“Some customers are concerned about disease, like Zika,” Brad Simon explained. “But most just want their backyard back so they can enjoy being outside again. I’ve had folks who couldn’t use their pools because of the bugs.”
Buzz Franchise Brands, Mosquito Joe’s parent organization, is a relative newcomer as franchises go, beginning in 2012. Today, Mosquito Joe has 127 franchise owners operating in 235 territories in 31 states, with another 50 territories under contract. Buzz Franchise brands also recently developed Pool Scouts, a residential pool service and cleaning franchise.
Brian Garrison, chief operating officer for Mosquito Joe, said the company is poised for rapid and sustained growth. He credited franchisees like Brad and Stephanie Simon with the company’s success.
Edward Haddock, district director for the United States Small Business Administration, said franchises can be a great way to make the leap into business ownership. He notes while they can be capital intensive, franchises come with managerial support, tested business models and established best practices. As a bonus, he said, new simplified financing is available for franchisees through the SBA.
“It’s hard to build a business from the ground up,” Haddock said. “They’ve been there and learned a lot of lessons.”
But in the end, it’s up to the franchisee to take the tools provided by a franchise operation and make them work.
“You still have to be able to execute,” Haddock said.
Brad Simon said becoming a franchisee made sense to him. When he had the opportunity to go with Mosquito Joe, it seemed like a good fit. He said the move gave him the chance to get in on the ground floor, and as an added incentive, he had no love for mosquitoes, since his daughter was highly allergic to their bites.
Simon said not having to build a business from scratch, and the support from the franchise company, helped him get past the stumbling blocks that derail many small businesses.
“I wanted to build something, so we created our passion,” Simon said.
Brad Simon, owner of a Mosquito Joe franchise, sprays the front yard of a home in Springdale.

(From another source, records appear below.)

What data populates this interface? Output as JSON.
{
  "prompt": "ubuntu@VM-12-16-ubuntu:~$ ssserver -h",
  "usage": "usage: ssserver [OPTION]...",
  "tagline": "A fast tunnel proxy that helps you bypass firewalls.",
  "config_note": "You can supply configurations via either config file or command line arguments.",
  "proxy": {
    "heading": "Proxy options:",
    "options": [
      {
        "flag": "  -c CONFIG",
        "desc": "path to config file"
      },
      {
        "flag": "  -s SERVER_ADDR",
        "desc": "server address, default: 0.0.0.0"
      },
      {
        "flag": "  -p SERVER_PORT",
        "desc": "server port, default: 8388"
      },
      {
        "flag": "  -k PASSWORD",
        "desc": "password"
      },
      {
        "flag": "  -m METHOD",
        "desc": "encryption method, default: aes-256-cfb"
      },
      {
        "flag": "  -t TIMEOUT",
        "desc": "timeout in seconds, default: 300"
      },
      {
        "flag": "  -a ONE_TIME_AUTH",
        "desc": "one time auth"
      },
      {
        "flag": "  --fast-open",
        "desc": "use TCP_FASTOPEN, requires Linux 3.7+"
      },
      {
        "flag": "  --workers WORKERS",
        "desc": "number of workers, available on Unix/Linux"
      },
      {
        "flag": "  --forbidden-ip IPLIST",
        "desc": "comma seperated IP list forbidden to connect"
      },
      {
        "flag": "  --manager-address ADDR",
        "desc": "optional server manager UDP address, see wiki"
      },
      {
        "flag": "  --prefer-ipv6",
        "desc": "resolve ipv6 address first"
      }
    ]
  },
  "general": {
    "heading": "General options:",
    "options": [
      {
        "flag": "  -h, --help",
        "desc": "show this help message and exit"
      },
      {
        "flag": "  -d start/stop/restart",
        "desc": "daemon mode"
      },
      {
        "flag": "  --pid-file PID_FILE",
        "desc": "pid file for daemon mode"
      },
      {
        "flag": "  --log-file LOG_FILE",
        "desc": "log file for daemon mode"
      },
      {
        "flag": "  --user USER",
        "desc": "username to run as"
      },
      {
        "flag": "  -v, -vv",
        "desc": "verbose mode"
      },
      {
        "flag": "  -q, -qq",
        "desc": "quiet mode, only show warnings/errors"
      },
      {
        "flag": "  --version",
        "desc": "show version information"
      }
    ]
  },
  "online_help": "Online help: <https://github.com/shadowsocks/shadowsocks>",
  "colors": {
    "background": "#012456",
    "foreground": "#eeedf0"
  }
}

His franchise was one of the top operators in the chain last year.
Mosquito Joe franchise owner Brad Simon puts on his gear before spraying a home in Springdale.